The main role of the immune checkpoint molecules PD-1/PD-L1 is to negatively regulate T cell and B cell activity. New cancer treatments are beginning to use antibody-mediated blockade of these molecules since cancer cells can express PD-L1/B7-H1, which then interacts with PD-1 on activated T cells to negatively regulate the responses of these immune cells. Baruch et al. reported in Nature Medicine that blocking PD-1, via intraperitoneal administration of an anti-PD-1 blocking antibody, in the 5XFAD transgenic mouse model of Alzheimer’s disease resulted in increased levels of IFN-gamma in the choroid plexus and elevated numbers of monocyte-derived macrophages in the brain. They also reported that PD-1 blockade reduced cerebral Amyloid beta plaque load, astrogliosis, and cognitive deficits in these mice.
This web page provides links to resources from R&D Systems for studying different immunotherapy strategies.
This brochure outlines the different co-signaling molecules that regulate T cell activation, and lists the products from R&D Systems that can be used to study the effects of T cell co-signaling molecules.
This web page provides links to resources from R&D Systems for researching immune checkpoint molecules, including checkpoint-blocking antibodies.
This interactive pathway outlines the specific Treg-associated molecules that are involved in the different mechanisms utilized by Tregs to suppress immune responses.
This interactive pathway outlines the molecular mechanisms involved in APP processing, Amyloid beta secretion, and plaque formation.
These immunoassays are designed to measure Amyloid beta (1-40) and (1-42) in cell culture supernates, tissue lysates, and cerebrospinal fluid.
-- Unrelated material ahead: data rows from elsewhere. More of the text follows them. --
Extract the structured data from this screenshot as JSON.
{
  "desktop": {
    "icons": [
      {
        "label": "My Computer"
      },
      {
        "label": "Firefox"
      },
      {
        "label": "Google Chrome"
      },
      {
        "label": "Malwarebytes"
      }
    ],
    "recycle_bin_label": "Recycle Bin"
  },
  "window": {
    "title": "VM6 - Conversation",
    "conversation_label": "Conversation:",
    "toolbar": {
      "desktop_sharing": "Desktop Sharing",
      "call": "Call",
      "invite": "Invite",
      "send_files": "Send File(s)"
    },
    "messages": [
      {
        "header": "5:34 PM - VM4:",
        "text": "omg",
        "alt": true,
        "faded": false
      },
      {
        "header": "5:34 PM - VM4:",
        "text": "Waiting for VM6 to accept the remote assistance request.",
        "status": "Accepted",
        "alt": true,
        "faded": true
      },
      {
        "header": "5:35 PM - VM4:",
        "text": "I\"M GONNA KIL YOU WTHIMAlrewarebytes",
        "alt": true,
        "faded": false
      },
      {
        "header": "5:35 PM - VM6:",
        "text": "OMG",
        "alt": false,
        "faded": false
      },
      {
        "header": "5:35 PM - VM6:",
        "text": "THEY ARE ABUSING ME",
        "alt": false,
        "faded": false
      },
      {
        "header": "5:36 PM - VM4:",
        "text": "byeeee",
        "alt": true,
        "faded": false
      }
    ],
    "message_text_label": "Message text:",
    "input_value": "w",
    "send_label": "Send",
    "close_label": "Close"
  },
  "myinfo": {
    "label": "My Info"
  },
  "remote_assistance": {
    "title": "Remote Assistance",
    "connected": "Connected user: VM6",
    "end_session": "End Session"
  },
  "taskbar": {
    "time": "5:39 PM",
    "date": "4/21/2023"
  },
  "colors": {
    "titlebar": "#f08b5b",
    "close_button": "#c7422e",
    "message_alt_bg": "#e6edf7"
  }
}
Unlike competitors’ kits, these ELISAs use recombinant antibodies and non-aggregating mimetic standards to avoid lot-to-lot inconsistencies and misleading results.
This wall poster illustrates the mechanisms by which Amyloid beta plaques initiate neuroinflammation and neuronal death.
This interactive pathway outlines the signaling pathways activated by different leukocyte trafficking molecules and the changes that are induced to increase the permeability of the blood-brain barrier and promote transmigration of peripheral immune cells.